Get the prescription for better health as well as healthy weight loss, including:

  • What to eat
  • How to cook it
  • When to eat it
  • What to eat at a restaurant
  • What to eat if you're in a hurry
  • and best of all....
  • Why eating great food is the best health decision you'll ever make.

Hardcover: $19.99 +s/h | Paperback: $15.00 +s/h


 

Cooking Techniques



Scaling Recipes

The professional term for increasing or decreasing the number of servings in a recipe is scaling. There are no clear cut rules for this, but there are a few guidelines that can help.

  • Generally it is pretty safe to double or halve a recipe. The maximum that you should try to scale without adjustments should be by a factor of four.
  • Recipes that are delicate like soufflés or sauces with subtle flavors don't usually scale well.
  • The cooking temperature is very important. If you are going to double a pork recipe, for example, it is not as important to increase the oven temperature but it may take a little longer for the pork to cook.
  • With a recipe like Baked Penne simply dumping it in a dish that it will fit in won't work. If the pan is too deep the center won't cook properly. In cooking casseroles the depth of the pan is the key. This is why most oblong Pyrex dishes are about the same depth. In a casserole recipe like the Baked Penne, decrease the oven temperature by about 25 degrees and increase baking time for larger quantities. This will let the center to cook without burning the edges.
  • With a sauté recipe or when roasting (beets or potatoes for example) it is important to use a larger pan because ingredients that are too crowded will steam and the food that you had wanted to be crispy will turn out soggy.
  • Spicier dishes will usually double well but using a little less spice may be more to your taste. Cumin, for example, can become overwhelming as you increase the amount. When experimenting always add less spice and correct for your taste as you go.
  • Recipes with gelatin require care.
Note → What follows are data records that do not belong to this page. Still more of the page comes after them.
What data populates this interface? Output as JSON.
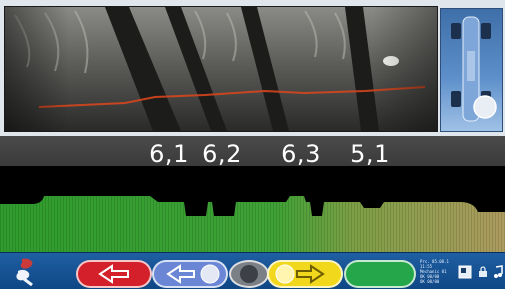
{
  "camera": {
    "label": "tire-tread-camera-view"
  },
  "tread_readings": {
    "unit": "mm",
    "values": [
      "6,1",
      "6,2",
      "6,3",
      "5,1"
    ]
  },
  "toolbar": {
    "buttons": [
      {
        "name": "back",
        "color": "#d4202a",
        "icon": "arrow-left-icon"
      },
      {
        "name": "previous",
        "color": "#6a86d4",
        "icon": "arrow-left-icon"
      },
      {
        "name": "neutral",
        "color": "#7b7f86",
        "icon": "circle-icon"
      },
      {
        "name": "forward",
        "color": "#f2d81c",
        "icon": "arrow-right-icon"
      },
      {
        "name": "confirm",
        "color": "#25a64a",
        "icon": "none"
      }
    ],
    "status_lines": [
      "Prc. 85.08.1",
      "11:55",
      "Mechanic 01",
      "OK 00/00",
      "OK 00/00"
    ]
  },
  "colors": {
    "profile_green": "#2e9a2c",
    "profile_olive": "#a89a5b",
    "band_dark": "#3f3f3f",
    "toolbar_blue": "#175594"
  }
}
This is more important when you are making a half recipe as there may not be enough gelatin to set up properly.